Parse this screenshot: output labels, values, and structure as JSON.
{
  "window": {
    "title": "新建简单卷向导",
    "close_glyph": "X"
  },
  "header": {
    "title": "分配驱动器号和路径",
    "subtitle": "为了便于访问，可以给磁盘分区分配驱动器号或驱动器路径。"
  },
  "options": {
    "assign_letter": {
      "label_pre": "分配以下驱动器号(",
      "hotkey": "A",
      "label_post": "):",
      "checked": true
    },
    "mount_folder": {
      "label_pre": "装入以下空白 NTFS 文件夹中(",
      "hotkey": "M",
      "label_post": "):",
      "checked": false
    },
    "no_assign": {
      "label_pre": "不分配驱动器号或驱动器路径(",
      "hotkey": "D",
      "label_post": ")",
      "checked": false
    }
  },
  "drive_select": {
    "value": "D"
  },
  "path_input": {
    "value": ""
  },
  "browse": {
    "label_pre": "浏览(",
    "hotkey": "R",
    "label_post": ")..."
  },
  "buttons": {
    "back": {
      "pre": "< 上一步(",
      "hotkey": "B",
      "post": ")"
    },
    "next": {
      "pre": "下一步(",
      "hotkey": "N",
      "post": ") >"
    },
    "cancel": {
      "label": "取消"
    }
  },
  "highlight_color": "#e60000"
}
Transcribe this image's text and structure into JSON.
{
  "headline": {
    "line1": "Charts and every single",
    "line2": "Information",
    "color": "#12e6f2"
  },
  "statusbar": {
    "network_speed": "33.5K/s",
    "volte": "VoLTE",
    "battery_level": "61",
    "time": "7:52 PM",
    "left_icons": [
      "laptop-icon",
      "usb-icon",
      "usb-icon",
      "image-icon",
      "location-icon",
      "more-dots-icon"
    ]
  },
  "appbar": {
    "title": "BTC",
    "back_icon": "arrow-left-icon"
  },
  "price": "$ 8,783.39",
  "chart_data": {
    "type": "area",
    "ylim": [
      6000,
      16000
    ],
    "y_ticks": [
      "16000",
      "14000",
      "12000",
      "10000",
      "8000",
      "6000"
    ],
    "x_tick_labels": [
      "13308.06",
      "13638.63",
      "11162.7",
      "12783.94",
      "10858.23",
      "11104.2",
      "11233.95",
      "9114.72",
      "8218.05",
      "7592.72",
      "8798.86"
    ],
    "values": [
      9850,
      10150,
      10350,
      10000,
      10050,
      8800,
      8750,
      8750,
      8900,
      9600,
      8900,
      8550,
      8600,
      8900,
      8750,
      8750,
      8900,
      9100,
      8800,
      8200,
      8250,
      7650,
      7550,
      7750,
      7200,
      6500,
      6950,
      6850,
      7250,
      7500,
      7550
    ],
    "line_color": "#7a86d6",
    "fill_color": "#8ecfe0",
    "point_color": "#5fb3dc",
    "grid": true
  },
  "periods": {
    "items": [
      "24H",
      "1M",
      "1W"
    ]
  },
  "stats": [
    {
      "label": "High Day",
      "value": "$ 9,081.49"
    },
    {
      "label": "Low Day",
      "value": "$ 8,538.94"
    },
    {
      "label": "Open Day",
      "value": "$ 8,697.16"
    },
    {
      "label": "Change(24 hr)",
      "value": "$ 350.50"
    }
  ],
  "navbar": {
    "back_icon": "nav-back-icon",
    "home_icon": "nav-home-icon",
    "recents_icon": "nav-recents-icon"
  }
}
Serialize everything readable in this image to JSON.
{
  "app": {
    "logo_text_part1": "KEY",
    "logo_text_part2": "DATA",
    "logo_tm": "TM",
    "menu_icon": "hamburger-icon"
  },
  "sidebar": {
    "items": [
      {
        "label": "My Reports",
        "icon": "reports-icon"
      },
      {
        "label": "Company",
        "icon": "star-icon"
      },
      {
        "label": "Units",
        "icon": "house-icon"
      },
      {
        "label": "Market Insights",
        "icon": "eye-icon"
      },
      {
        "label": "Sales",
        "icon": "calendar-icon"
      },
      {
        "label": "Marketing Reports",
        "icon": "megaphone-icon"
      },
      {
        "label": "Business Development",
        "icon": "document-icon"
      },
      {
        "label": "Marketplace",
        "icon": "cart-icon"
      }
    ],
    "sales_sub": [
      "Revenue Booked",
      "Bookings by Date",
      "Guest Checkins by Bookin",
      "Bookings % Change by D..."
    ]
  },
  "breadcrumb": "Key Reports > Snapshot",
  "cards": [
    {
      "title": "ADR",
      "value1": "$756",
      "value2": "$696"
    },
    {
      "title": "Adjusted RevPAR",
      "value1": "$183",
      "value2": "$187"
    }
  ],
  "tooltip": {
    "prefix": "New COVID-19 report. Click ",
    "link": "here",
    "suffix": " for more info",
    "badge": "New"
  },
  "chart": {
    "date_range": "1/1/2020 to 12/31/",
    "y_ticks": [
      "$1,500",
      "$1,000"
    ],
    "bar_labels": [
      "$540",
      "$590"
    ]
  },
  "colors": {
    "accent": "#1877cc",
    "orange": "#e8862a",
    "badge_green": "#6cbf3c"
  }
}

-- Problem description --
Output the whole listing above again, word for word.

-- Task result --
Parse this screenshot: output labels, values, and structure as JSON.
{
  "window": {
    "title": "新建简单卷向导",
    "close_glyph": "X"
  },
  "header": {
    "title": "分配驱动器号和路径",
    "subtitle": "为了便于访问，可以给磁盘分区分配驱动器号或驱动器路径。"
  },
  "options": {
    "assign_letter": {
      "label_pre": "分配以下驱动器号(",
      "hotkey": "A",
      "label_post": "):",
      "checked": true
    },
    "mount_folder": {
      "label_pre": "装入以下空白 NTFS 文件夹中(",
      "hotkey": "M",
      "label_post": "):",
      "checked": false
    },
    "no_assign": {
      "label_pre": "不分配驱动器号或驱动器路径(",
      "hotkey": "D",
      "label_post": ")",
      "checked": false
    }
  },
  "drive_select": {
    "value": "D"
  },
  "path_input": {
    "value": ""
  },
  "browse": {
    "label_pre": "浏览(",
    "hotkey": "R",
    "label_post": ")..."
  },
  "buttons": {
    "back": {
      "pre": "< 上一步(",
      "hotkey": "B",
      "post": ")"
    },
    "next": {
      "pre": "下一步(",
      "hotkey": "N",
      "post": ") >"
    },
    "cancel": {
      "label": "取消"
    }
  },
  "highlight_color": "#e60000"
}
Transcribe this image's text and structure into JSON.
{
  "headline": {
    "line1": "Charts and every single",
    "line2": "Information",
    "color": "#12e6f2"
  },
  "statusbar": {
    "network_speed": "33.5K/s",
    "volte": "VoLTE",
    "battery_level": "61",
    "time": "7:52 PM",
    "left_icons": [
      "laptop-icon",
      "usb-icon",
      "usb-icon",
      "image-icon",
      "location-icon",
      "more-dots-icon"
    ]
  },
  "appbar": {
    "title": "BTC",
    "back_icon": "arrow-left-icon"
  },
  "price": "$ 8,783.39",
  "chart_data": {
    "type": "area",
    "ylim": [
      6000,
      16000
    ],
    "y_ticks": [
      "16000",
      "14000",
      "12000",
      "10000",
      "8000",
      "6000"
    ],
    "x_tick_labels": [
      "13308.06",
      "13638.63",
      "11162.7",
      "12783.94",
      "10858.23",
      "11104.2",
      "11233.95",
      "9114.72",
      "8218.05",
      "7592.72",
      "8798.86"
    ],
    "values": [
      9850,
      10150,
      10350,
      10000,
      10050,
      8800,
      8750,
      8750,
      8900,
      9600,
      8900,
      8550,
      8600,
      8900,
      8750,
      8750,
      8900,
      9100,
      8800,
      8200,
      8250,
      7650,
      7550,
      7750,
      7200,
      6500,
      6950,
      6850,
      7250,
      7500,
      7550
    ],
    "line_color": "#7a86d6",
    "fill_color": "#8ecfe0",
    "point_color": "#5fb3dc",
    "grid": true
  },
  "periods": {
    "items": [
      "24H",
      "1M",
      "1W"
    ]
  },
  "stats": [
    {
      "label": "High Day",
      "value": "$ 9,081.49"
    },
    {
      "label": "Low Day",
      "value": "$ 8,538.94"
    },
    {
      "label": "Open Day",
      "value": "$ 8,697.16"
    },
    {
      "label": "Change(24 hr)",
      "value": "$ 350.50"
    }
  ],
  "navbar": {
    "back_icon": "nav-back-icon",
    "home_icon": "nav-home-icon",
    "recents_icon": "nav-recents-icon"
  }
}
Serialize everything readable in this image to JSON.
{
  "app": {
    "logo_text_part1": "KEY",
    "logo_text_part2": "DATA",
    "logo_tm": "TM",
    "menu_icon": "hamburger-icon"
  },
  "sidebar": {
    "items": [
      {
        "label": "My Reports",
        "icon": "reports-icon"
      },
      {
        "label": "Company",
        "icon": "star-icon"
      },
      {
        "label": "Units",
        "icon": "house-icon"
      },
      {
        "label": "Market Insights",
        "icon": "eye-icon"
      },
      {
        "label": "Sales",
        "icon": "calendar-icon"
      },
      {
        "label": "Marketing Reports",
        "icon": "megaphone-icon"
      },
      {
        "label": "Business Development",
        "icon": "document-icon"
      },
      {
        "label": "Marketplace",
        "icon": "cart-icon"
      }
    ],
    "sales_sub": [
      "Revenue Booked",
      "Bookings by Date",
      "Guest Checkins by Bookin",
      "Bookings % Change by D..."
    ]
  },
  "breadcrumb": "Key Reports > Snapshot",
  "cards": [
    {
      "title": "ADR",
      "value1": "$756",
      "value2": "$696"
    },
    {
      "title": "Adjusted RevPAR",
      "value1": "$183",
      "value2": "$187"
    }
  ],
  "tooltip": {
    "prefix": "New COVID-19 report. Click ",
    "link": "here",
    "suffix": " for more info",
    "badge": "New"
  },
  "chart": {
    "date_range": "1/1/2020 to 12/31/",
    "y_ticks": [
      "$1,500",
      "$1,000"
    ],
    "bar_labels": [
      "$540",
      "$590"
    ]
  },
  "colors": {
    "accent": "#1877cc",
    "orange": "#e8862a",
    "badge_green": "#6cbf3c"
  }
}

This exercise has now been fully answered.